Holy moly, the Cincinnati Reds' Homer Bailey tossed a no-hitter Friday night against the Pittsburgh Pirates. You read that right folks. Mr. No-No Bailey's no-hitter is proof that you NEVER give up on a top arm too early.
Homer Bailey began his professional career as the seventh-overall pick in the 2004 MLB draft. The young phenom would progress quickly and be named Cincinnati's top overall prospect by Baseball America andBaseball Prospectus prior to the 2007 season. Baseball America billed him as "the next great Texas fireballer in the tradition of Nolan Ryan and Roger Clemens," while also naming him as one of Major League Baseball's top five prospects.
But my oh my how one can fall from glory at lightning speeds.
Homer Bailey's second professional season of 2006 saw him post a 2.47 ERA with 156 K's in 138.2 innings pitched at Single-A and Double-A. Fans and media alike, clamored for the then 20 year old kid to make his debut.
As the start of the 2007 approached and Baseball America, scouts and fans where all singing their praise of the young right-hander. Little did they know that the next six years would be a roller coaster ride full of ups, downs, trade declarations and disappointments.
As the 2007 season approached fans and media alike clamored for his Major League debut. But when Homer Bailey finally hit the scene, he did so with a thud that would have knocked King Kong on his backside. He would post a 5.76 ERA in nine starts during the '07 campaign and follow that up with a 7.93 ERA in eights starts during the '08 season. These not-so Ryan and Clemens like stats brought out the pessimistic personalities of many.
Bailey would continue to show slight progression for the next three seasons. He posted ERA's of 4.53, 4.47, and 4.43 from 2009 to 2011. He would even improve his WHIP by nearly 10 points in each successive season. But the hype and buzz that he had created as a young prospect had long dissipated—the fans had grown impatient, the media had grown impatient, and it even seemed as though the Cincinnati Reds had grown impatient.

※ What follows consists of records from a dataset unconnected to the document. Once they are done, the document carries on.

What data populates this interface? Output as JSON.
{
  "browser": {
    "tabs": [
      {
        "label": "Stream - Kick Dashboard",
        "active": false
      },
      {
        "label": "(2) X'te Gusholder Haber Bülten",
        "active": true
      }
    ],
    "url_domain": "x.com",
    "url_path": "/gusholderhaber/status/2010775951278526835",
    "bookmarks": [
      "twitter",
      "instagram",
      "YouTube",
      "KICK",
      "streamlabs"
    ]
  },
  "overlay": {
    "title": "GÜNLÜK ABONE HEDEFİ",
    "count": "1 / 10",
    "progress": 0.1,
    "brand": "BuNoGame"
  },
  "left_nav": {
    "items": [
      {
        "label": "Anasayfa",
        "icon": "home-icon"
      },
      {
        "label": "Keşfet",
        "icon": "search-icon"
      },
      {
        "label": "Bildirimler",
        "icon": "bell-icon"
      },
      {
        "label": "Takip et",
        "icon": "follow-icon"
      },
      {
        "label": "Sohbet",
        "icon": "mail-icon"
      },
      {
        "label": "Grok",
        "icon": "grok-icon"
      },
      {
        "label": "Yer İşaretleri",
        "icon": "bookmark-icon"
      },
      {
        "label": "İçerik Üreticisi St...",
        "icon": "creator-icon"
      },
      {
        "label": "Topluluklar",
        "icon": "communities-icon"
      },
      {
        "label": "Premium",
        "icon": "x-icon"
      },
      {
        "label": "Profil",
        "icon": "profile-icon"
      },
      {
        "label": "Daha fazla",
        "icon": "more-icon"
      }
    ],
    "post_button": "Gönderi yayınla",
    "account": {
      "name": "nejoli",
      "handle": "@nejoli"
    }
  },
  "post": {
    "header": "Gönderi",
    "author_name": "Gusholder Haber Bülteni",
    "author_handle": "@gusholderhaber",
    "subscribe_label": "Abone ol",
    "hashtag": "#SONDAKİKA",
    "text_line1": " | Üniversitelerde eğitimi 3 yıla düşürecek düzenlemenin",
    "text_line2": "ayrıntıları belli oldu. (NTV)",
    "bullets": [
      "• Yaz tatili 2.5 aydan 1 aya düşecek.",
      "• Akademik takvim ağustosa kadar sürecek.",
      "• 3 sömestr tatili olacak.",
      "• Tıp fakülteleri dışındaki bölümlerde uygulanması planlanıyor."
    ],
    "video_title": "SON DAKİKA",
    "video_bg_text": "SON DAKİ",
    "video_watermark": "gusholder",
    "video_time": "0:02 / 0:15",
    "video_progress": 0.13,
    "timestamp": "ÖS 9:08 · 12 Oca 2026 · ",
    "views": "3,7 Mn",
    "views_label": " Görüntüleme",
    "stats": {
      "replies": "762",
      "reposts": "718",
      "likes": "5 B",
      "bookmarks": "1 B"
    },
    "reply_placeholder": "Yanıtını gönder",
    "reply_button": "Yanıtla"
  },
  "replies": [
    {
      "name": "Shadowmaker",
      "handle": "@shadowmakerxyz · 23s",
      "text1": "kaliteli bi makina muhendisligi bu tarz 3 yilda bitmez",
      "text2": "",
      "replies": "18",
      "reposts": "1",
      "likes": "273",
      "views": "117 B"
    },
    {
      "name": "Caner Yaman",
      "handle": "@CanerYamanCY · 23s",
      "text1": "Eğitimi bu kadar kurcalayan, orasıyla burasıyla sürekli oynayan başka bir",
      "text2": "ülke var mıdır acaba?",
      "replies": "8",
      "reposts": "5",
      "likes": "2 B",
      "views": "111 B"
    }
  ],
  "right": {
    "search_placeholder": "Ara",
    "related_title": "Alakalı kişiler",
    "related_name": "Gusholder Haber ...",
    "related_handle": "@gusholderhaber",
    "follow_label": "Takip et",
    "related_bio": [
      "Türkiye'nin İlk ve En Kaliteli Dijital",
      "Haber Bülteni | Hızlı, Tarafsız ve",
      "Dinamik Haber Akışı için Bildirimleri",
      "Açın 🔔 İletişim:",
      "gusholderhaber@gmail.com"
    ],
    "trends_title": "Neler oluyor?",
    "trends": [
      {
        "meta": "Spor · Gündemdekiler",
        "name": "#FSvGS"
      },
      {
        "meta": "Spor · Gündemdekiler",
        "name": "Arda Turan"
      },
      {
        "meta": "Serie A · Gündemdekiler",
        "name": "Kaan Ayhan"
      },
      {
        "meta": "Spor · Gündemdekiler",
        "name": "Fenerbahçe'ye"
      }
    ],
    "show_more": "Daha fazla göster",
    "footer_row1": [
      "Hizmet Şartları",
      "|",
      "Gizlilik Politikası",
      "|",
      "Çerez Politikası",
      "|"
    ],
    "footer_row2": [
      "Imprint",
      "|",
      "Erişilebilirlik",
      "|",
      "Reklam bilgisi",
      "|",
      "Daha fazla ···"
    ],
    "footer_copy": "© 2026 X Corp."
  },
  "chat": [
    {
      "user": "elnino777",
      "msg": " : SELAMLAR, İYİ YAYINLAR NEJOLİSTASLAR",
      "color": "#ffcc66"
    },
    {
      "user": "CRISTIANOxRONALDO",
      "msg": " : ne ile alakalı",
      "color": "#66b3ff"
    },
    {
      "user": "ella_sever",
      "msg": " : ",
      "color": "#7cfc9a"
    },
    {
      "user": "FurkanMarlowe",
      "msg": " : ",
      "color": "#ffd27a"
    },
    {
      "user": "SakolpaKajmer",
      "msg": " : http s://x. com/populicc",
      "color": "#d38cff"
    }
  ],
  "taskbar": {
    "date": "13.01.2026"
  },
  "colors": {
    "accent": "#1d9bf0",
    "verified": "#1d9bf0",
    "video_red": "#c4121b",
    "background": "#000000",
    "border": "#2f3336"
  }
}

Rumors surfaced on Fox Sports in 2011 when Ken Rosenthal reported that Bailey was being shopped for Ubaldo Jimenez. Before the 2012 season began, Reds beat writer John Fay speculated that Bailey could be moved in order to make room for a possible Roy Oswalt signing. Let's also not forget that Homer Bailey was not even guaranteed a spot in the Reds' starting rotation this year. He, Mike Leake, Aroldis Chapman, Brett Tomko and Jeff Francis were all battling it out for the fourth and fifth spots in the rotation.
But in the end the Reds stuck with him and it has paid off in 2012. Bailey has been amazingly consistent this year. He ranks second on the club with 21 quality starts. Johnny Cueto leads the pack with 22 and ace-in-the-making Mat Latos ranks behind Bailey with 18.
We should also not forget that Homer Bailey is but 26 years old. It can sometimes be easy to get frustrated and give up on top arms that do not develop quickly. You need look no further than the top of the NL ERA leader board at examples of arms that were thrown to the curb only to pay dividends to the next team waiting in line.
R.A. Dickey didn't hit his stride until the age of 34. The Rangers, Mariners, and Twins had all given up on him. Now at 36 he owns a 20-6 record with a 2.69 ERA for the New York Mets. Kyle Lohse would spend seven years frustrating the Twins, Reds, and Phillies. Then at 29 years old, the Cardinals took a shot on him in 2008. Lohse has not looked back since. He owns a 16-3 record with a 2.77 ERA this season.
Will this be the spark that jump starts Homer Bailey's career?
Homer Bailey is having his breakout season. He owns a 13-10 record with a 3.75 ERA as well as that always elusive no-hitter. Bailey dominated the Pittsburgh Pirates on Friday night. On September 28 of 2012, Homer Bailey lived up to the hype—he was Nolan Ryan-like—he was Roger Clemens-like.
The patience of the Cincinnati Reds paved the way for Bailey to produce one of only 15 no-hitters in team history—the first since Tom Browning's perfect game in 1988.
Homer Bailey's no-hitter is proof to NEVER give up on a top arm too early. This career defining moment may just be the spark that sets off career full of highlights. Bailey's next stop—playoff dominance? We will see.
You can follow Josh Ramsey on Twitter @JRamCincy